The last month or so has been riddled with news about Edward Snowden’s leak of the NSA’s PRISM program. Although that was the most widespread story of them all, a bunch of smaller stories regarding the NSA have also been going around and have been causing a lot of people to doubt what the NSA is doing. People have come to realize that their privacy has pretty much completely eroded away and they’ve put the blame solely on the NSA and the government for most, if not all of it. People have also argued that the PRISM program hasn’t really helped to stop any major terrorist attacks like the NSA claims it has. I’m not necessarily saying it hasn’t been used to stop any recent attacks since I have no way of knowing for sure, but there’s no real evidence to show that they have.
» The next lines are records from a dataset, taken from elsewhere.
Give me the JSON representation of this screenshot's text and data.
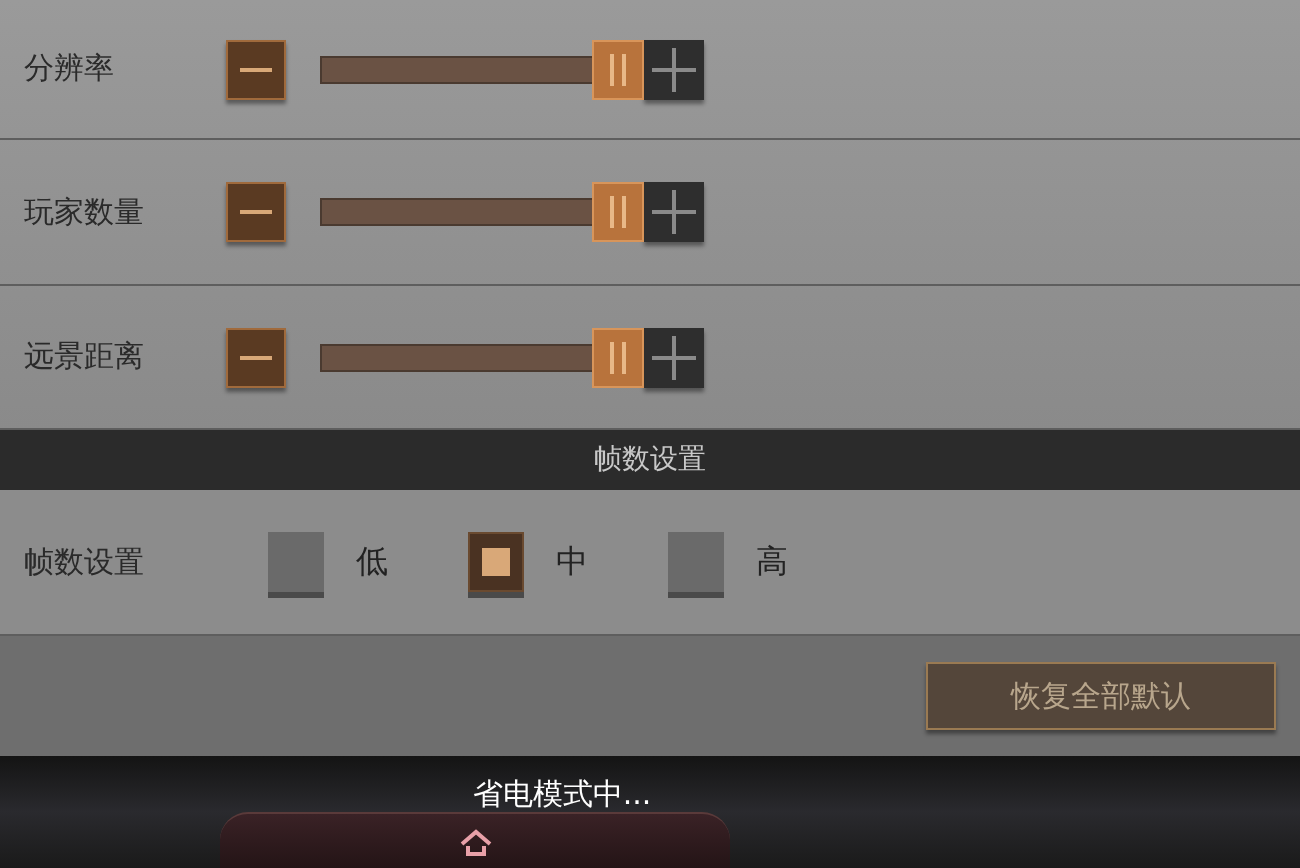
{
  "sliders": [
    {
      "label": "分辨率",
      "level": 1
    },
    {
      "label": "玩家数量",
      "level": 1
    },
    {
      "label": "远景距离",
      "level": 1
    }
  ],
  "section_header": "帧数设置",
  "frame_rate": {
    "label": "帧数设置",
    "options": [
      {
        "label": "低",
        "selected": false
      },
      {
        "label": "中",
        "selected": true
      },
      {
        "label": "高",
        "selected": false
      }
    ]
  },
  "reset_button": "恢复全部默认",
  "status_text": "省电模式中..."
}
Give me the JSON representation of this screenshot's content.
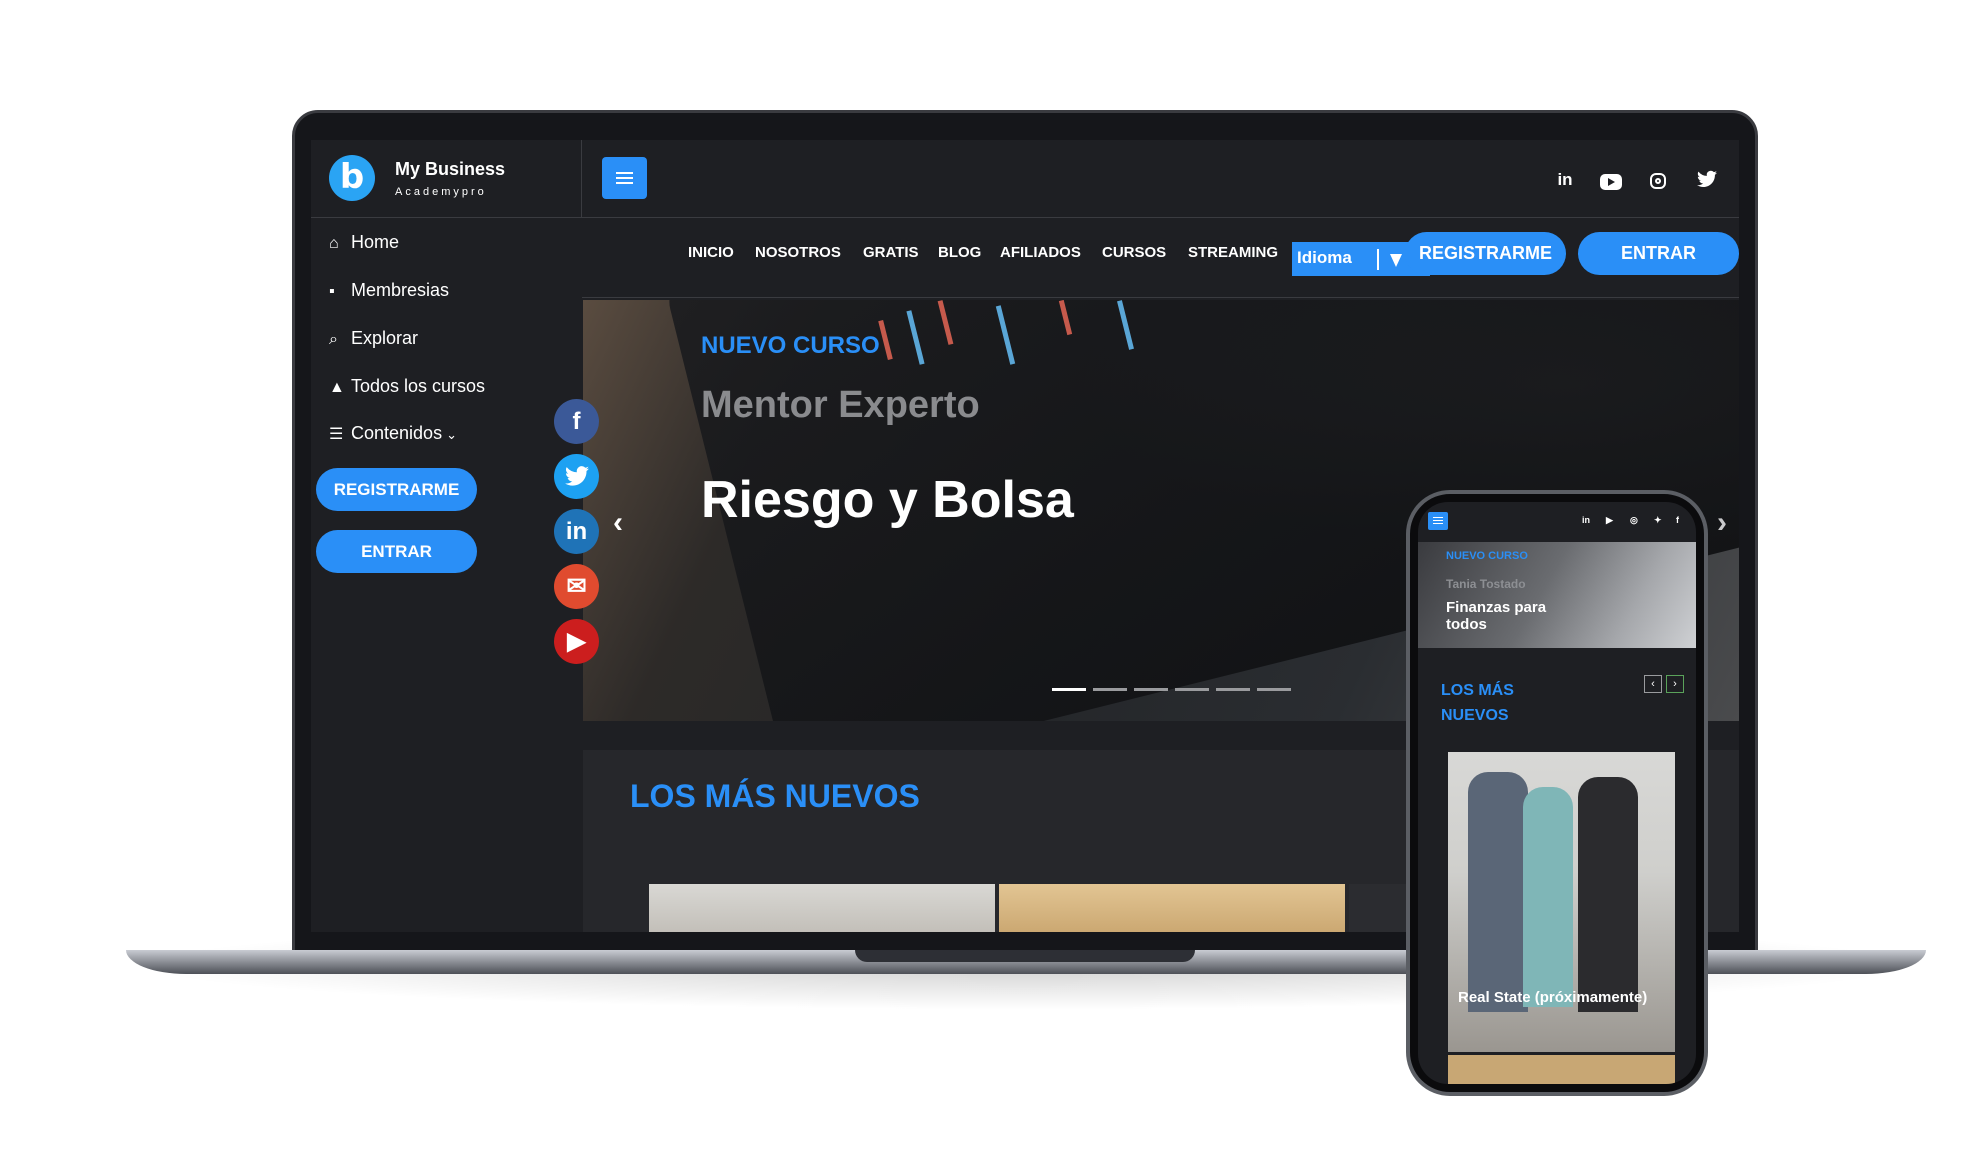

Anyways, the way I see it, the PRISM leak and other stories have portrayed the NSA and the government as sinister and evil to a majority of people. The government obviously doesn’t want to lose whatever trust people still have in them and as a result, they needed a plan. This is where everything seems to come together.
The government needed a way to prove to people that their efforts were in fact keeping everyone safe and that they should continue with their efforts well into the future. So what do they do, you ask? They create a false (or semi-false) warning to people around the world of a terrorist attack. They shut down consulates to prove they’re serious about it. They say that the information came from communications intercepted by the NSA. They get every credible media entity to discuss the attacks on TV.
Through all this, they not only distract people from the constant stories about the NSA’s invasion of privacy, but they also reinforce people’s trust in the NSA’s efforts so that people will think “Oh well I’m fine if they know everything about me, as long as it stops terrorist attacks.”.
There’s no way of proving if they’re lying or not. They aren’t going to show everyone the intercepted message, they'll just say it's sensitive information that can't be released which is what CNN did,
"CNN has agreed to a request from an Obama administration official not to publish or broadcast additional details because of the sensitivity of the information."
If no attacks happen, they can say that their efforts stopped the attack. If an attack does in fact happen, they can say that they warned everyone in advance. It’s a foolproof plan. It’s a win-win situation for both the government and the NSA.
I’m not saying I know any of this is to be true, but I’m just trying to make sense of it all and to me, this is the most logical explanation for the recent events.